The march followed recent violence at a white supremacist rally in Charlottesville, Virginia, where a man, described as a Nazi sympathizer, ran his car into a group of counterprotesters, killing one woman and injuring about 20 others.
President Donald Trump was criticized by both Republicans and Democrats because he didn't immediately denounce the white nationalist groups that organized the rally. The president later said several times that he condemned white supremacist groups and believed all racist sentiment was "evil."
The president was also criticized for blaming "many sides" for the violence. Trump has contended there were people fomenting violence on both sides of the conflict in Charlottesville, which saw both members of white supremacist groups and counterprotesters wielding weapons.

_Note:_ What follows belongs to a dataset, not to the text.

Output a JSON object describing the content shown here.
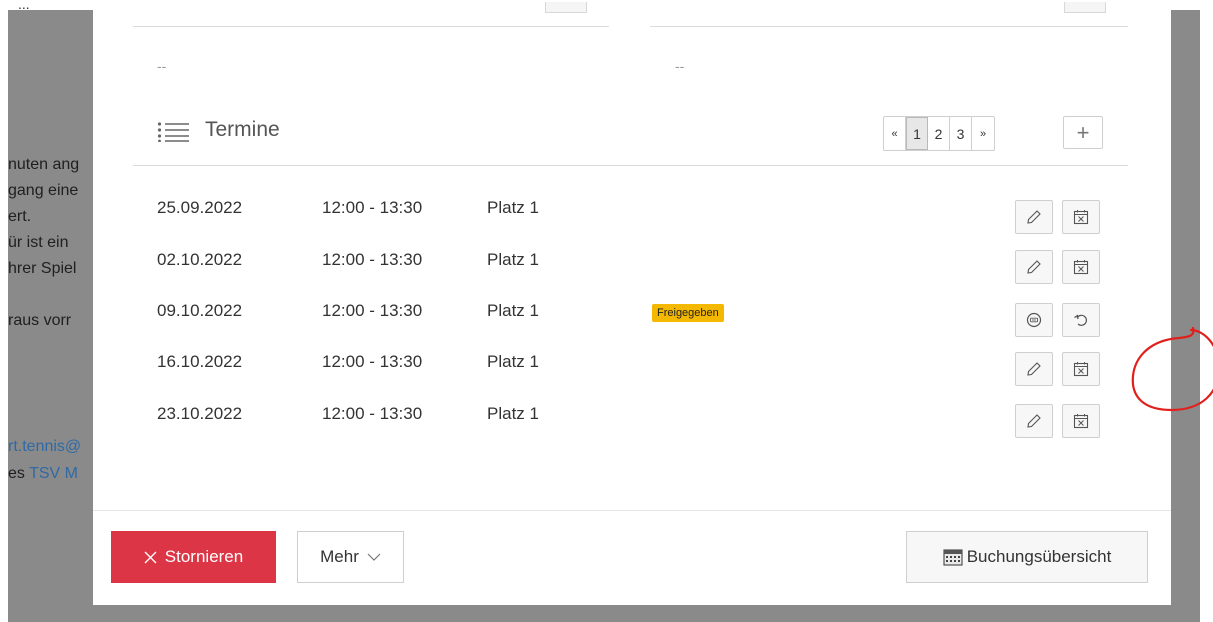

A Jewish participant in Monday's ministers march, Catherine Lynch, told VOA, "It's not a black issue only, it's also an issue for Jews. It's an issue for all of us because all of us have some piece of who we are that is targeted by these groups," referring to white supremacists and other extremist groups.
"People have gone to sleep. They think we are in a postracial society, and we are not. It's just been hidden. It went underground, but now with this new president, it's come above ground," said the Reverend JoAnn Hilton from Mount Olive Baptist Church in Hackensack, N.J.
Marchers paused at the Trump International Hotel on Pennsylvania Avenue, just a few blocks from the White House, to pray and send a message to the president.
Sunday school teacher Aaron Shingler said, "I don't know really what his agenda is, but it's an agenda that doesn't promote justice."
The march ended at the Department of Justice. The Trump administration did not comment on the march.
VOA's Carolyn Presutti contributed to this report.